■ What to do ■
In the data below, which lines contain "corner"? List them by copying each one.

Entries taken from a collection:

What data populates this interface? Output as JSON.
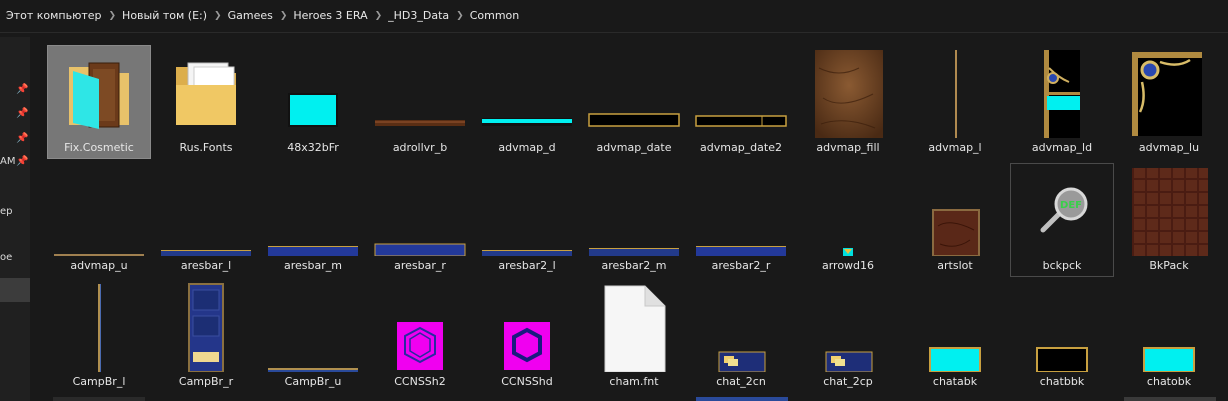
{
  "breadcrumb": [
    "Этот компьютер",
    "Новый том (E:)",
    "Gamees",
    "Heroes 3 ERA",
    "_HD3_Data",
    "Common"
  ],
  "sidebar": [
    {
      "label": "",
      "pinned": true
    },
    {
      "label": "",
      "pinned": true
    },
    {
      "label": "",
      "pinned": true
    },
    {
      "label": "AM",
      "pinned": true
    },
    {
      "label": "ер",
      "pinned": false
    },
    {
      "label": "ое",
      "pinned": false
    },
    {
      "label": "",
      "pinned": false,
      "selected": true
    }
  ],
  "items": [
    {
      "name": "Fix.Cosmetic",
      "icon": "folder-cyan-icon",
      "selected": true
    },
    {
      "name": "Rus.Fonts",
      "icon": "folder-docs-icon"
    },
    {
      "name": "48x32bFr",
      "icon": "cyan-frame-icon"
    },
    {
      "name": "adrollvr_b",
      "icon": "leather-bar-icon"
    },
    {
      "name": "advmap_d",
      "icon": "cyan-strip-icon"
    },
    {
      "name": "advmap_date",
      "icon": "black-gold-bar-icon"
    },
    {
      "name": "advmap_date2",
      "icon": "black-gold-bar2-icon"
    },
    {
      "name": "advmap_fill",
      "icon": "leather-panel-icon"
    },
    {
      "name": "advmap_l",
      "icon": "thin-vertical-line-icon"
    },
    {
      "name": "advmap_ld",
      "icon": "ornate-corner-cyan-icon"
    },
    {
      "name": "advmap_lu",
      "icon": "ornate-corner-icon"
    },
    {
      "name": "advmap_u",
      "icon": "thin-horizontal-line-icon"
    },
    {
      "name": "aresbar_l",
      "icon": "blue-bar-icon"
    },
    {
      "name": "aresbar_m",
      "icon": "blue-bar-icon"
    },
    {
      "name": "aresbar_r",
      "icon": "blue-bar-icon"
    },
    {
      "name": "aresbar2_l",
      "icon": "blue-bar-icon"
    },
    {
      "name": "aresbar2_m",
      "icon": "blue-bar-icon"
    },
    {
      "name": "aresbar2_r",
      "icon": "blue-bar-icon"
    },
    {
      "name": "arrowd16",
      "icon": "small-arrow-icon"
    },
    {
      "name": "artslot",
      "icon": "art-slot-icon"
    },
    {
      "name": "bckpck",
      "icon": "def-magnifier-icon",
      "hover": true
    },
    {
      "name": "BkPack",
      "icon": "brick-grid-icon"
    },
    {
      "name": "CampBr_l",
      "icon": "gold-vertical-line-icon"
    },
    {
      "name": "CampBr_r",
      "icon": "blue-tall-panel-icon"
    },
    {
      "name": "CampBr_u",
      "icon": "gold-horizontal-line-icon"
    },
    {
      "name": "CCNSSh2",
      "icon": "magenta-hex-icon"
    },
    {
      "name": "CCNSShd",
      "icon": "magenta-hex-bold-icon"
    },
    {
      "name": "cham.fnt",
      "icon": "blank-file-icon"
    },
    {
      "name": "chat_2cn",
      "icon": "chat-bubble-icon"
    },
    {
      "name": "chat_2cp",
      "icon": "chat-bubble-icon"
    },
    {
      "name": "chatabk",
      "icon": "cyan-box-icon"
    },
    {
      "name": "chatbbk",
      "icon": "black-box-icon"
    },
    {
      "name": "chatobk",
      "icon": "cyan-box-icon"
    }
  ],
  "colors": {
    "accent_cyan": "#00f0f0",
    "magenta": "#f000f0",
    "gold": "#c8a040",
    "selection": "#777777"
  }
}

■ Answer for this exercise ■
      "icon": "ornate-corner-cyan-icon"
      "icon": "ornate-corner-icon"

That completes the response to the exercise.